Benjamin Britten, The Prodigal Son, The Burning Fiery Furnace: Mahogany Opera, Jubilee Opera, Aurora Orchestra, Roger Vignoles (music director), Orford Church, Suffolk 21.6.2013 (MTH)
The Prodigal Son
The Tempter: James Gilchrist
The Father: Lukas Jakobski
The Elder Son : Rodney Earl Clark
The Younger Son: John McMunn
The Burning Fiery Furnace
The Abbott: The Astrologer: Lukas Jakobski
Nebuchadnezzar: James Gilchrist
Ananias (Shadrach): Samuel Evans
Misael (Meshach): John McMunn
Azarias (Abednego): Rodney Earl Clarke
The Herald: Douglas Nairne
Director: Frederic Wake-Walker.
Designer: Kitty Callister
Lighting Designer: Ben Payne
When one thinks of the opera works of Benjamin Britten, the Church Parables may not immediately come to mind. How appropriate then that these shorter chamber operas should be performed in the venue where they premièred for this Britten Centenary year as part of the 66th. Aldeburgh Festival of Music and the Arts.
The Church Parables were originally staged in the 1960’s when Britten chose St. Bartholomew’s Church, Orford in Suffolk for its very fine musical acoustic and it was just perfect for the atmospheric staging of the current performances. The writing of each work was inspired by Benjamin Britten’s interest in two notable works of art. The Rembrandt depiction of the Prodigal Son to be seen in the Hermitage, St. Petersburg and the stained glass window representation of the Burning Fiery Furnace in Chartres Cathedral. In the original production, the style and some instrumentation showed a clear connection with Japanese Nō theatre, in which Britten became greatly interested during his visit to Japan in 1956.
An excellent line up of soloists was well matched by the fine chorus of Mahogany Opera and the youthful voices of Jubilee Opera. Each group working very effectively to bring the two biblical parables to life in 2 highly stylised productions. [Sadly I was unable to attend Curlew River on the previous evening]
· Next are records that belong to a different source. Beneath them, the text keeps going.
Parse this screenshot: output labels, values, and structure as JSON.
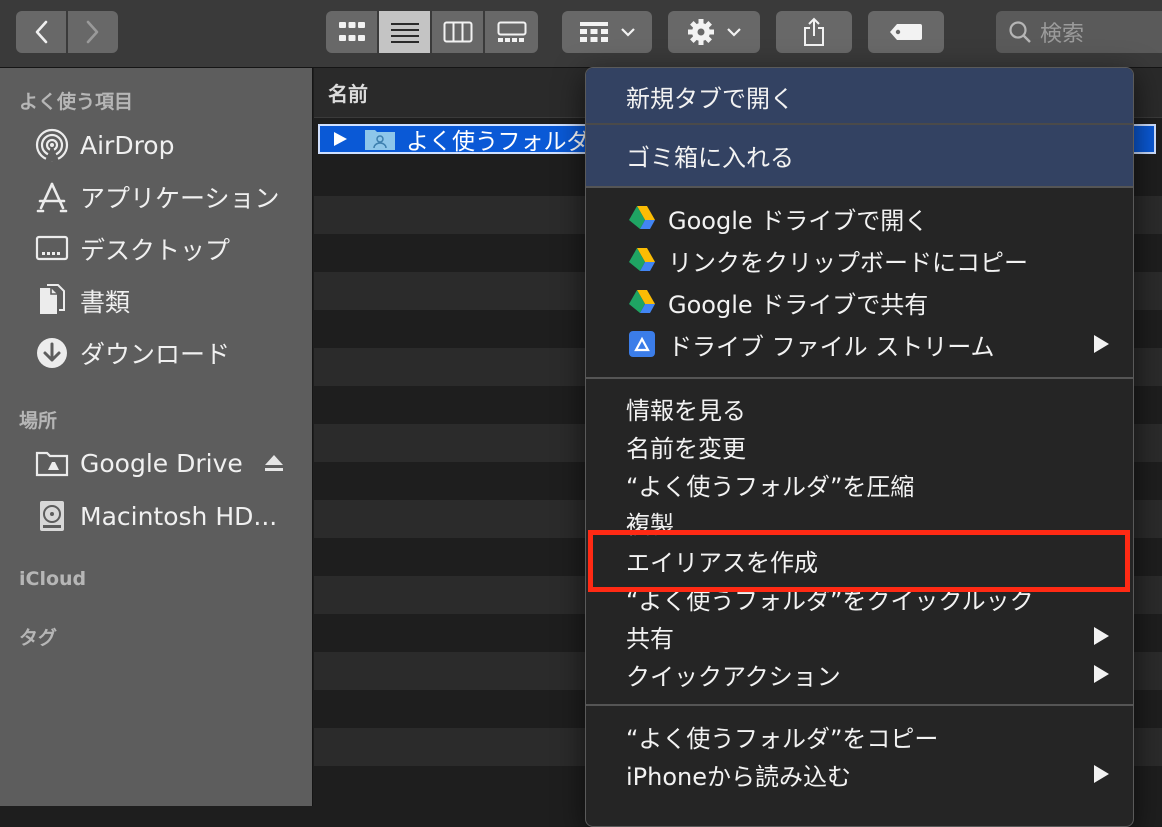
{
  "toolbar": {
    "search_placeholder": "検索",
    "icons": [
      "back-icon",
      "forward-icon",
      "icon-view-icon",
      "list-view-icon",
      "column-view-icon",
      "gallery-view-icon",
      "group-icon",
      "gear-icon",
      "share-icon",
      "tag-icon",
      "search-icon"
    ]
  },
  "sidebar": {
    "favorites_header": "よく使う項目",
    "favorites": [
      {
        "label": "AirDrop",
        "icon": "airdrop-icon"
      },
      {
        "label": "アプリケーション",
        "icon": "applications-icon"
      },
      {
        "label": "デスクトップ",
        "icon": "desktop-icon"
      },
      {
        "label": "書類",
        "icon": "documents-icon"
      },
      {
        "label": "ダウンロード",
        "icon": "downloads-icon"
      }
    ],
    "locations_header": "場所",
    "locations": [
      {
        "label": "Google Drive",
        "icon": "google-drive-folder-icon"
      },
      {
        "label": "Macintosh HD...",
        "icon": "hard-drive-icon"
      }
    ],
    "icloud_header": "iCloud",
    "tags_header": "タグ"
  },
  "filelist": {
    "column_name": "名前",
    "selected_item": "よく使うフォルダ"
  },
  "context_menu": {
    "groups": [
      [
        "新規タブで開く"
      ],
      [
        "ゴミ箱に入れる"
      ],
      [
        "Google ドライブで開く",
        "リンクをクリップボードにコピー",
        "Google ドライブで共有",
        "ドライブ ファイル ストリーム"
      ],
      [
        "情報を見る",
        "名前を変更",
        "“よく使うフォルダ”を圧縮",
        "複製",
        "エイリアスを作成",
        "“よく使うフォルダ”をクイックルック",
        "共有",
        "クイックアクション"
      ],
      [
        "“よく使うフォルダ”をコピー",
        "iPhoneから読み込む"
      ]
    ],
    "highlighted_item": "エイリアスを作成",
    "highlight_color": "#ff2a14"
  }
}
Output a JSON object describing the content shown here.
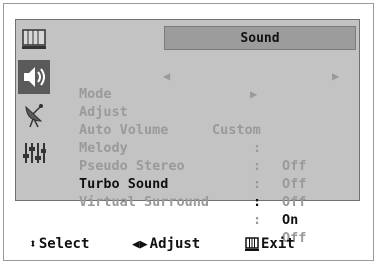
{
  "menu": {
    "title": "Sound",
    "items": [
      {
        "label": "Mode",
        "value": "Custom",
        "type": "selector"
      },
      {
        "label": "Adjust",
        "value": "",
        "type": "submenu"
      },
      {
        "label": "Auto Volume",
        "value": "Off",
        "type": "option"
      },
      {
        "label": "Melody",
        "value": "Off",
        "type": "option"
      },
      {
        "label": "Pseudo Stereo",
        "value": "Off",
        "type": "option"
      },
      {
        "label": "Turbo Sound",
        "value": "On",
        "type": "option",
        "highlighted": true
      },
      {
        "label": "Virtual Surround",
        "value": "Off",
        "type": "option"
      }
    ]
  },
  "icons": [
    {
      "name": "picture-menu-icon"
    },
    {
      "name": "sound-menu-icon",
      "active": true
    },
    {
      "name": "channel-menu-icon"
    },
    {
      "name": "setup-menu-icon"
    }
  ],
  "footer": {
    "select_label": "Select",
    "adjust_label": "Adjust",
    "exit_label": "Exit"
  },
  "colors": {
    "osd_background": "#c3c3c3",
    "header_background": "#9c9c9c",
    "active_icon_background": "#5a5a5a",
    "dim_text": "#9a9a9a",
    "highlight_text": "#111111"
  }
}
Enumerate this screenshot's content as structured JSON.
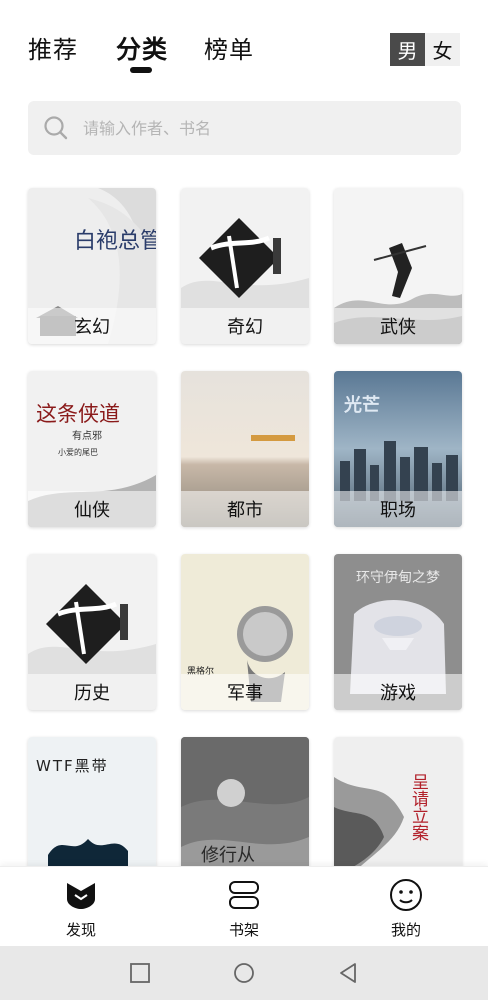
{
  "header": {
    "tabs": [
      "推荐",
      "分类",
      "榜单"
    ],
    "active_tab": "分类",
    "gender": {
      "male": "男",
      "female": "女",
      "selected": "男"
    }
  },
  "search": {
    "placeholder": "请输入作者、书名"
  },
  "categories": [
    {
      "label": "玄幻"
    },
    {
      "label": "奇幻"
    },
    {
      "label": "武侠"
    },
    {
      "label": "仙侠"
    },
    {
      "label": "都市"
    },
    {
      "label": "职场"
    },
    {
      "label": "历史"
    },
    {
      "label": "军事"
    },
    {
      "label": "游戏"
    },
    {
      "label": ""
    },
    {
      "label": ""
    },
    {
      "label": ""
    }
  ],
  "cover_text": {
    "c1": "白袍总管",
    "c4": "这条侠道",
    "c4_sub": "有点邪",
    "c4_author": "小爱的尾巴",
    "c9": "环守伊甸之梦",
    "c10": "WTF黑带",
    "c11": "修行从",
    "c12": "呈请立案",
    "c8_author": "黑格尔"
  },
  "colors": {
    "accent": "#111111",
    "toggle_on": "#4a4a4a",
    "search_bg": "#f0f0f0",
    "system_bar": "#e8e8e8"
  },
  "bottom_nav": [
    {
      "label": "发现",
      "icon": "discover-icon"
    },
    {
      "label": "书架",
      "icon": "bookshelf-icon"
    },
    {
      "label": "我的",
      "icon": "profile-icon"
    }
  ],
  "system_nav": [
    "recent-apps-icon",
    "home-icon",
    "back-icon"
  ]
}
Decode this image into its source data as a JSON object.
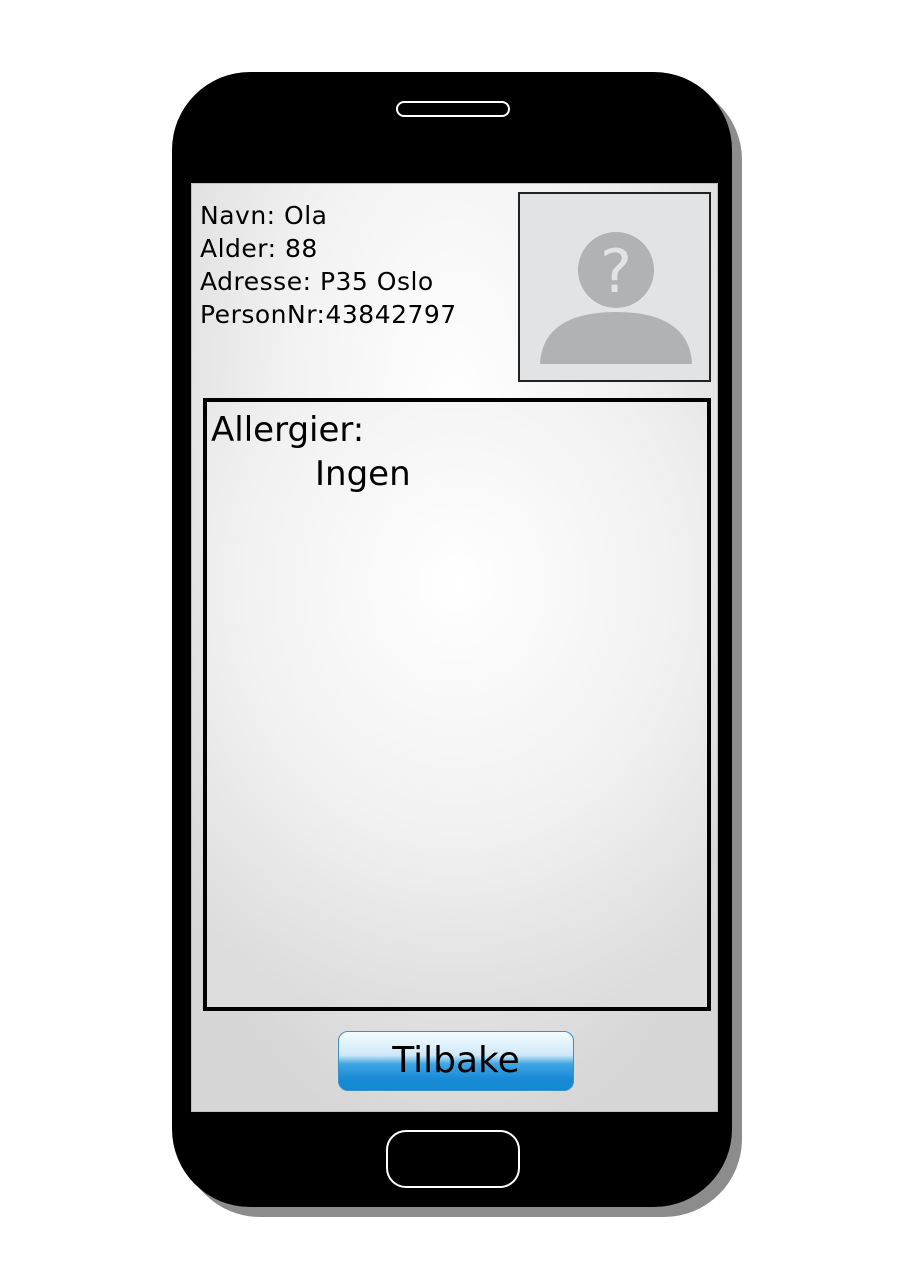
{
  "patient": {
    "name_line": "Navn: Ola",
    "age_line": "Alder: 88",
    "address_line": "Adresse: P35 Oslo",
    "person_nr_line": "PersonNr:43842797"
  },
  "avatar": {
    "icon": "unknown-person-icon"
  },
  "allergies": {
    "title": "Allergier:",
    "value": "Ingen"
  },
  "actions": {
    "back_label": "Tilbake"
  },
  "colors": {
    "phone_body": "#000000",
    "button_accent": "#1a8ad6",
    "avatar_silhouette": "#b0b3b5"
  }
}
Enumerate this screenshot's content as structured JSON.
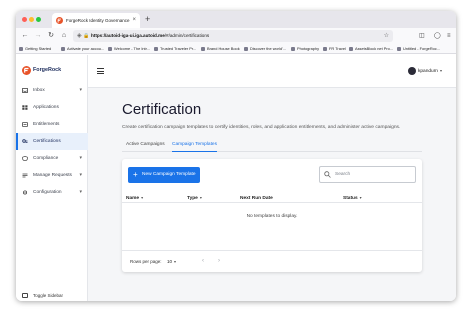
{
  "browser": {
    "tab_title": "ForgeRock Identity Governance",
    "tab_close": "×",
    "new_tab": "+",
    "url_host": "https://autoid-iga-ui.iga.autoid.me",
    "url_path": "/#/admin/certifications",
    "bookmarks": [
      "Getting Started",
      "Activate your accou...",
      "Welcome - The Intr...",
      "Trusted Traveler Pr...",
      "Brand House Book",
      "Discover the world'...",
      "Photography",
      "FR Travel",
      "AssetsBlock net Pro...",
      "Untitled - ForgeRoc..."
    ]
  },
  "sidebar": {
    "logo_text": "ForgeRock",
    "items": [
      {
        "label": "Inbox",
        "chevron": "▾"
      },
      {
        "label": "Applications",
        "chevron": ""
      },
      {
        "label": "Entitlements",
        "chevron": ""
      },
      {
        "label": "Certifications",
        "chevron": ""
      },
      {
        "label": "Compliance",
        "chevron": "▾"
      },
      {
        "label": "Manage Requests",
        "chevron": "▾"
      },
      {
        "label": "Configuration",
        "chevron": "▾"
      }
    ],
    "active_index": 3,
    "toggle_label": "Toggle Sidebar"
  },
  "header": {
    "user_name": "kpandurn",
    "user_caret": "▾"
  },
  "main": {
    "title": "Certification",
    "subtitle": "Create certification campaign templates to certify identities, roles, and application entitlements, and administer active campaigns.",
    "tabs": [
      {
        "label": "Active Campaigns",
        "active": false
      },
      {
        "label": "Campaign Templates",
        "active": true
      }
    ],
    "new_button_label": "New Campaign Template",
    "new_button_icon": "+",
    "search_placeholder": "Search",
    "columns": [
      {
        "label": "Name",
        "caret": "▾"
      },
      {
        "label": "Type",
        "caret": "▾"
      },
      {
        "label": "Next Run Date",
        "caret": ""
      },
      {
        "label": "Status",
        "caret": "▾"
      }
    ],
    "empty_message": "No templates to display.",
    "rows_per_page_label": "Rows per page:",
    "rows_per_page_value": "10",
    "rows_per_page_caret": "▾",
    "prev_page": "‹",
    "next_page": "›"
  },
  "colors": {
    "accent": "#1a73e8",
    "active_bg": "#e8f0fb",
    "brand_logo": "#1c2c5c"
  }
}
The staging by Frederic Wake-Walker was simple in concept, but highly effective, concentrating the attention on each story and with beautifully choreographed movement. It was notable that the entire cast stayed within the style throughout each parable without fault or respite. The staging of each opera used one set piece of scenery – a hut in The Prodigal Son and a stained glass window in The Burning Fiery Furnace with either natural light or up-lit from birdies, which proved most effective after sunset.
Musically, the excellent Aurora Orchestra was led from the chamber organ by the safe hands of Roger Vignoles. It is not often one sees musicians dress for the part, but here they appeared in monk’s habit and even joined in the celebratory procession to the temple of Merodak. – a truly integrated ensemble.
The Prodigal Son began atmospherically with the Monks and Acolytes Plainchant Iam lucis orto sidere whilst processing down the aisle to the performance platform. Once the cast and orchestra were assembled the story unfolded. Lukas Jakobski evolved from Abbott to the Father in commanding voice. His tall stature adding to his authority, yet he made a believably sympathetic character. As his sons; Rodney Earl Clarke was a deep baritonal Elder son and his younger brother, youthfully sung by tenor John McMunn, who became suitably errant. Each used stylised gestures to represent their emotion to excellent effect. This was skilfully integrated by the Director inspired by the methods of Sufism. The continuous interaction and dancing of the chorus in this style was also very effective.
As the story unfolded James Gilchrist excelled as the Tempter, with lissom tones and again stylised characterisation. The final celebration, on the return of the Prodigal Son, featured lively instrumental accompaniment by members of the youthful Jubilee opera. The opera closed as it began with the cast robed as monks, processing into the distance.
In The Burning Fiery Furnace the company again entered in monks’ habits to the 11th century sequence hymn – Salus aeterna, but this time when the monks disrobed, the underlying costume was bright and brash. The clever stained glass construction of the Burning Fiery Furnace took place before our eyes to become both the shrine of the god Merodak and the actual Furnace where the Angel appears. Balinese dance drama attitudes were employed throughout, though these became a little over emphasised at times. However, the commitment of soloists and chorus to the style was again superb.
Samuel Evans joined the soloists as Shadrach with the other Israelites sung by Rodney Earl Clark and John McMunn. Lukas Jakobski was a suitably scheming and sinuous Royal Astrologer, whilst James Gilchrist made a dominant and colourful King Nebuchadnezzar. Both still in fine voice as darkness fell, when the entire production took on a mystical feeling with the skilful use of up light.Worthy of special mention is the cameo role of the Herald sung by Douglas Nairne and also the Angel – who sadly was not named in the programme. Each was clear and fine toned in their delivery.
This was a splendid evening and surely Benjamin Britten must have been smiling down. The productions now go on tour to St. Petersburg, London and Buxton.
For a second opinion, see Roderic Dunnett’s review